“No. They’re monsters." The girl looked more confused than afraid. "They burned my house, they burned my mother. They have a different blood, that’s why they’re monsters. But my father and mother and you and I, we're different. We have the same blood. I’m human. So do you.”
No. No. No. It can’t be. “I don’t have your blood.”
She smiled a little, and drew her naked body closer. She wasn’t shaking anymore. “You are the same as my mother. You don’t have the blood, but you smell of the blood. I smelled you when you were close. A fragance so sweet. I was happy. I sensed you when you were with the other armored monsters. You were leading them to your city.”
“You knew me from that far?”
“Yes!” Her lips showed a radiant smile, so unnaturally beautiful. “I knew another human was going to see me. I was so happy… but then father’s blood got angry. He asked for my body and I gave it to him. I knew he wanted to kill the monsters before you came to see me, so you would not be displaced by their presences.”
Dragon’s blood. He did have dragon’s blood. He did smell like a dragon. All the dragons he had killed. All the blood that had stained him. “Was your father…?” Jarvan fought with the words. A beast? A dragon? A murderer? “…kind? To you and your mother?”
“Yes. He was. He taught me how to read the stars, and follow the wind and let his blood flow when I’m angry. He said I should welcome anyone who has the same blood as him; the same blood as me and mother, you and I. He taught me that was the rule of humans. That all we must do is protect each other.”
Dragon’s blood. All the dragons he killed could be fathers? All the dragons that attacked him were drawn to the blood of their brothers? All what the dragons wanted was justice? Revenge? “…It’s my fault.”
Shyvana made a confused look. “What fault? Why?”
He knew. He knew already. “I killed those people. I killed them when I walked near here…” Shyvana’s blood didn’t want to welcome him. It wanted to kill him and let loose the rage of her brothers; to avenge its kind. “It's all my fault.”

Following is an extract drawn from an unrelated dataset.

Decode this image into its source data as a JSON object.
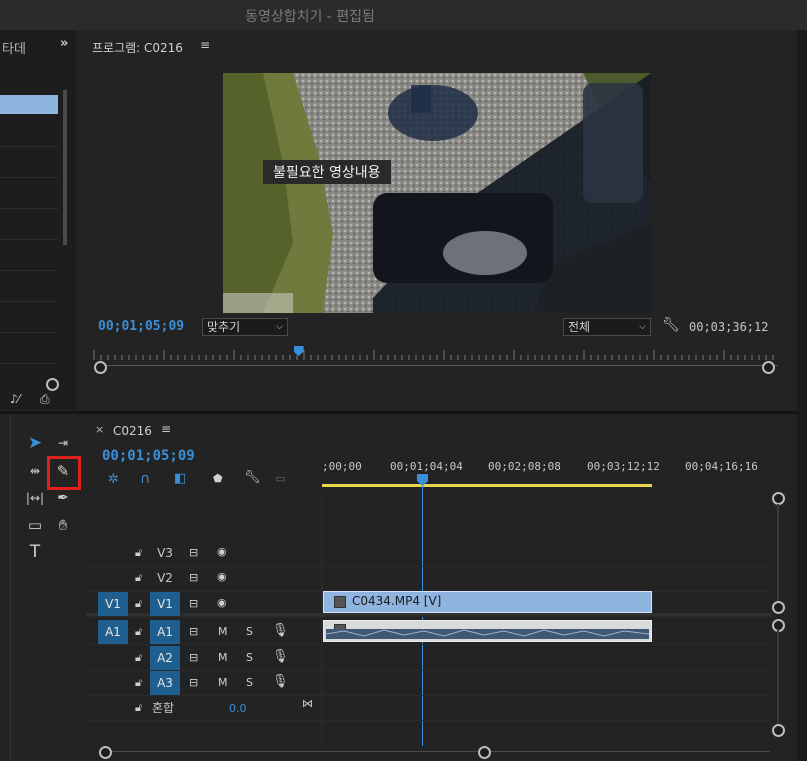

Shyvana smiled. “Why are you so sad? When my father was sad, my mother did this.” Shyvana extended her arms and brought Jarvan’s lips next to hers. Her mouth tasted like ashes and fire and strawberries, dry and wet at the same time. “This is called a kiss,” she said, when she finally let go. “My father liked it a lot. How about you? Did you like it? Are you still sad?”
So much was on his head. So much… He could not think…
I killed your kind. I thought of them as merely beasts; merely challenges. I may have killed you for no reason. You’re so innocent. Your blood wanted only justice, just as we Demacians do. Yet I basked in your kind’s blood with a smile on my face… I… I… “I’m going to save you from the monsters…” he said, only for the two of them to hear. “Just do what I tell you.”
“I will. I trust you. But don't be sad again. Would you promise me that?” she whispered, and kissed him again.